Medication Treatment for Cats
Medication treatment is often the first choice treatment for felines, as it is considered safer and is not associated with the risks of the other treatment options.
Methimazole also marketed as Tapazole will be prescribed and administered 2 to 3 times per day. The drug will suppress the activity of the thyroid glands and these will not produce a high amount of thyroid hormones. The treatment will not cure the hyperthyroidism and may be required for a longer period of time, until the cat’s condition is stabilized. In some cases, the cat will have to get the treatment for life. In most cats, once the treatment is discontinued, the cat will start producing a higher amount of thyroid hormones.
During the treatment, the cat will require periodical testing, to establish if the dose of Methimazole is adequate and to prevent the occurrence of hypothyroidism, which indicates that the cat’s thyroid glands produce a lower amount of thyroid hormones than the body needs.
Some of the side effects of the hyperthyroid medication treatment may include:
- Lack of appetite
- Skin itchiness
- Liver problems
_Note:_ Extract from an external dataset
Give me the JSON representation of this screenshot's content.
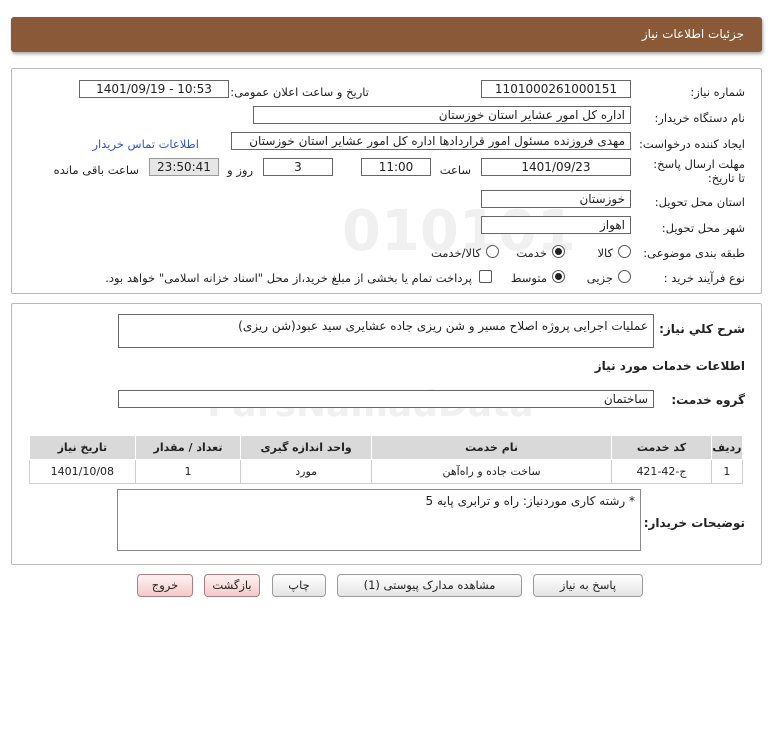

However, the side effects will only be present while the cat’s body gets used to the treatment. If these side effects persist, you should visit the vet.
Methimazole may also be available in the form of syrup.
Surgery is a treatment that can permanently cure hyperthyroidism and will be recommended in some cats. The surgery will consist of the removal of 1 or both lobes of the thyroid gland or just parts of the gland. The surgery is an option when the thyroid gland lobes are diseased or when there is a tumor that affects the gland.
The risks of surgery will involve infections, embolisms and even shock from anesthesia. If the entire thyroid gland is removed, the cat may suffer from hypothyroidism for the rest of his life and will require a supplementation of synthetic thyroid hormones.
On the other hand, if the surgery is successful and only parts of the thyroid gland are removed, the cat can be fully cured and will not require additional treatment.
The radioiodine therapy involves the administration of an injection. The injected substance will be absorbed in the blood stream and the affected thyroid tissues will be destroyed, leaving the healthy tissues unaffected. The treatment has permanent effects, so the cat will only require 1 injection and no additional treatment. The injection can be administered without an anesthetic and will not affect the parathyroid glands.
The minuses of this therapy include:
- The high costs
- The fact that the cat will have to be isolated for a few weeks, until he eliminates all the radioactive waste
- The cat may develop hypothyroidism following a radioiodine therapy.